When rogue Gypsy boy Freedom Smith runs into trouble with the law, he strikes a deal with the police: Instead of going to prison for a crime he didn't commit, he'll go undercover -- and underground -- using his incredible strength and boxing skills to infiltrate an evil, high-tech fight club known as The Bear Pit. His mission: to save other street kids from the drug-manipulated death matches the Pit has in store for them. Freedom thinks he can trust his new friend Java Sparrow with his secret life. If only he knew that this high-spirited, upper-class girl has a secret of her own....
I'm not entirely sure where this book came from. I found it in my book pile, flipped through it, decided it would either be some kind of Fight Club rip-off or a toned down version of said Fight Club meant to bring the wonder of violence and gore to younger audiences. Either way, I was bored.
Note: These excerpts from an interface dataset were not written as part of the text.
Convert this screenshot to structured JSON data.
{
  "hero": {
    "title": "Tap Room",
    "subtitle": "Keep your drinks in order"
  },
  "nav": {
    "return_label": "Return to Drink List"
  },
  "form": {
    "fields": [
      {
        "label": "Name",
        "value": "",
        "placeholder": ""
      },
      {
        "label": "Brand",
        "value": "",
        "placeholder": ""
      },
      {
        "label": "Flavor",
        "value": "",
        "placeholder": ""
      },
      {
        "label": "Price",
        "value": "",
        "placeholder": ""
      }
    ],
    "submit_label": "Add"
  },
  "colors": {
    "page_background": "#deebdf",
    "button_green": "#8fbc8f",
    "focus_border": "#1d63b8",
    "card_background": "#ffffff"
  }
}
Freedom--or "Fred" for short--is a fifteen year old gypsy with a talent for kicking ass. Right off the bat you know your reading about a weird sonuvabitch, as he's hanging from a cathedral drainpipe and hiding from a policewomen hanging missing posters on the street below, talking about how he wasn't doing anything bad, just climbing on the roof to eat some chili (it would look bad, see, 'cause he's a gypsy boy and police just hate gypsy boys.) As he waits for the police folk to leave, he gives us a little glimpse into his gypsy life: the families are so tight-knit you couldn't run away if you wanted to, kids leave school at eleven to learn a trade, etc etc etc. (The boy on the poster is Johnny Sparrow, the only son of the Sparowski Sparrows, who ran away from boarding school and was last seen living near a park.)
Freedom's super-human strength and speed is thanks to his triple-great-grandady, Hercules Smith. A nearly unstoppable fighter who took the underground fairground booths by storm one hundred and fifty years ago, it was widley believed he possessed a mutant gene that he passed on to his sons, which they passed on to their sons, all using the "reptile brain" (fancy terms for survival instinct.)
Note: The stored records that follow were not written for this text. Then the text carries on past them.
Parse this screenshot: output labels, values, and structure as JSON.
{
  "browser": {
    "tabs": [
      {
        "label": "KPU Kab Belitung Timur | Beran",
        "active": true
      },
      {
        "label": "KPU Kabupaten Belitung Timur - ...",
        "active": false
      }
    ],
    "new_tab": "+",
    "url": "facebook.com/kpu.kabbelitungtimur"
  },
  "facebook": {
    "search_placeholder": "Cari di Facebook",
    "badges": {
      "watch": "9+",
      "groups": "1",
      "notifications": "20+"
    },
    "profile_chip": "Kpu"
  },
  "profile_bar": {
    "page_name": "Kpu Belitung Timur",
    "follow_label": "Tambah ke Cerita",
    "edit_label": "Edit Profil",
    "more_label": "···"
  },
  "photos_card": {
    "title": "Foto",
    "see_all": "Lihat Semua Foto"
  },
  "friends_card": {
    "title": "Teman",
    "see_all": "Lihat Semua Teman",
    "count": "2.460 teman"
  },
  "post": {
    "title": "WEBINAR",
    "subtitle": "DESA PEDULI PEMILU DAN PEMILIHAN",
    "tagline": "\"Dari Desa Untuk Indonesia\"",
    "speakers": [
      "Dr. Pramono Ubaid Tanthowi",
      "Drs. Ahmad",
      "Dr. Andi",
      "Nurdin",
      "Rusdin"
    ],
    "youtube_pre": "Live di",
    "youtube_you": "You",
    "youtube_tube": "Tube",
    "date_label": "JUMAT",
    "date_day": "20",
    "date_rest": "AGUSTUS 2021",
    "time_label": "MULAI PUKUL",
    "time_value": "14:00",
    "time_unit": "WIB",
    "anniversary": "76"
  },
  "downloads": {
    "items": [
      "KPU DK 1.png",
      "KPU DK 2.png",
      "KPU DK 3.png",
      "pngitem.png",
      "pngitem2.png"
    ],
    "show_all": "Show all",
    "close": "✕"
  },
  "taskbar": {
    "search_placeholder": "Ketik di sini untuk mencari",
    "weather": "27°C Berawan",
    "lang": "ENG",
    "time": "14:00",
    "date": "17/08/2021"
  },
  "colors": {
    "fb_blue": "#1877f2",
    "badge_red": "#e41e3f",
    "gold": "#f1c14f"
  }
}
Freedom returns to the trailer he shares with his sister's family to find a group of skinheads had spray-painted "burn the pikeys" on the side. We get to see Freedom's affection for his nieces, the "close-knit"ness he referred to earlier, and his uncontrollable urge to fight whenever provoked. And so, despite his siter's warnings, he waits for the skinheads to return that night. Obviously, some shit goes down and Freedom ends up with an attempted murder charge and a peculiar offer: infiltrate an underground fight club, and he doesn't go to jail. For the sake of the plot, he accepts.
Is it just me, or do debut novelists often find themselves getting a bit caught up in the prose? There's so much slang and family history shoved at you (in the first chapter, no less!) I was this close to throwing this thing aside and watching Mad Men. Luckily, I never not-finish books.
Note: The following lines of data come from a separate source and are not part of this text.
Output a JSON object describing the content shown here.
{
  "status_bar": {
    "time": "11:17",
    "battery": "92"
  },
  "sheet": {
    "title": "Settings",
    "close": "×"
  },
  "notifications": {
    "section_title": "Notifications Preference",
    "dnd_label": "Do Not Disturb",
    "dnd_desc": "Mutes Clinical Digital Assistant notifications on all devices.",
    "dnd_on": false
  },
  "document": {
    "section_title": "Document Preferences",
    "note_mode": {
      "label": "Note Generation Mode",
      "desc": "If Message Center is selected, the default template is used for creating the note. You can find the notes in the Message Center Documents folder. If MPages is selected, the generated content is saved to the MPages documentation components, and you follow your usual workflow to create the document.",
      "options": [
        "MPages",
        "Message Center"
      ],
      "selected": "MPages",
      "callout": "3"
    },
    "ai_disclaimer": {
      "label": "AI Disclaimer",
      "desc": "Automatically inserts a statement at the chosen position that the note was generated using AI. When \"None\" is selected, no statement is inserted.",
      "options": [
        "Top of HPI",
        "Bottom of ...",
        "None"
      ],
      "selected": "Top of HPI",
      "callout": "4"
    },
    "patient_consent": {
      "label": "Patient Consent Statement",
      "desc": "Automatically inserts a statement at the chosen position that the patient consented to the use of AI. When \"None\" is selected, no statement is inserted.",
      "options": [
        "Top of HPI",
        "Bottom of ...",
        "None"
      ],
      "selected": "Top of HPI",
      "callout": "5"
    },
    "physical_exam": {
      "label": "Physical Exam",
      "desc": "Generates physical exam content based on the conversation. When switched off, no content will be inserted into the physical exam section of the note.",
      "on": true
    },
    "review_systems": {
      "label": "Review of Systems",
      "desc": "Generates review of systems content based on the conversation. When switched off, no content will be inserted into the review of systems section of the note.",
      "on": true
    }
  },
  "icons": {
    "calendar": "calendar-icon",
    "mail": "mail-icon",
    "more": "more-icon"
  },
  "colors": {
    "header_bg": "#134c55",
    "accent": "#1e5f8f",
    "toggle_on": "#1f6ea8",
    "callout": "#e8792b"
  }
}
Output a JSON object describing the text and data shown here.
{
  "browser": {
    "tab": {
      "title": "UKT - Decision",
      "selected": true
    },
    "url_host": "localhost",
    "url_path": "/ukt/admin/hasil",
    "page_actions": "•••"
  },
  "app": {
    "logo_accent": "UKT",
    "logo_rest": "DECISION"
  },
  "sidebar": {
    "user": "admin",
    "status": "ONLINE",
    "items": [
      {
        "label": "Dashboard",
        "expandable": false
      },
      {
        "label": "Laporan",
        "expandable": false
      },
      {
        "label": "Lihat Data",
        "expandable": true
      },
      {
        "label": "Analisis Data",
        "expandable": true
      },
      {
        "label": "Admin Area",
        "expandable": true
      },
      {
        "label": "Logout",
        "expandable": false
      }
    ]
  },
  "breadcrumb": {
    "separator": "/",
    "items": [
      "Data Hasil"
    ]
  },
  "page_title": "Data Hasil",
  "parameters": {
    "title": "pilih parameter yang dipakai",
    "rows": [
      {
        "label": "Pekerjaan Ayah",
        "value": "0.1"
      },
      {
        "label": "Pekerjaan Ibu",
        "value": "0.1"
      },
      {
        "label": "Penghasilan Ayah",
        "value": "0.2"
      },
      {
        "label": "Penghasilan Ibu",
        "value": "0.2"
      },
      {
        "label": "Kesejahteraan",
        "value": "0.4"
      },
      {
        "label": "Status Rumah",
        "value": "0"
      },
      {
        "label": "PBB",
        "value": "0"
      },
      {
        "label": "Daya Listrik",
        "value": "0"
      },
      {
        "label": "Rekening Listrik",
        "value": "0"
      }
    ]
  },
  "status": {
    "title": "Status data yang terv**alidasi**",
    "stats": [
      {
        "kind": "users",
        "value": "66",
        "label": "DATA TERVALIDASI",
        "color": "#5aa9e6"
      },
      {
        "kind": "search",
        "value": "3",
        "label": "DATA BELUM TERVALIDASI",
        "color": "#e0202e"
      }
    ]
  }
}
If there is only one good thing about Fight Game, it is unique. To the best of my knowledge, very few YA authors have written about such an uncompromising, strange and often vicious main character, or the gypsy lifestyle. While the writing and pace has it's flaws, there is no doubt that Fight Game is an interesting look at the type of setting readers often shirk away from. It is dark, but not in the way Twilight or all that other vampire nonsense is. It's dark purely because it's not fucking around, not hiding behind angsty pretty-boys with a secret. It goes right out there and tells you what type of book it's gonna be, whether you like it or not, which you gotta respect at least a bit, right?
Fight Game is, no doubt, intended for the action readers of the world. Every chapter is jammed with one fight or another (pulled off with a helluva lot more grace then, say, a Mr. James Patterson?) and there never is a truly dull moment. Everything is told through Freedom's biting first person narrative, his gypsy 101 insights as well as his faint but haunting flashbacks that weave together into one brilliant "a-ha!" moment.
And, while K. Wild has written a gritty, fascinating protrayel of fighter/gypsy life, mixing in a fair dose of science fiction, I can't help but feel like she has fallen into a pit many authors before her have been victim to; Cliche Villain.
Now, I have a feeling this will be a reaccuring issue in this series (it strikes me as very episodic), but...come on. A little depth to the villain will not make him any less villain-y. It, if anything, will make him much more terrifying. In Fight Game, the Bad Guy is the owner of this underground "hundred year" fight, and he is, of course
I'm not saying the guy has to have blatant daddy issues or anything. All he is in the text is a really old guy who likes watching young men punch at each other till they bleed. I want to know why, damnit. No one is evil without a reason.
Rating: 7 out of 10--intriguing, action-packed, with writing that can only improve.
Also: Apparently there's a sequel of some sort...?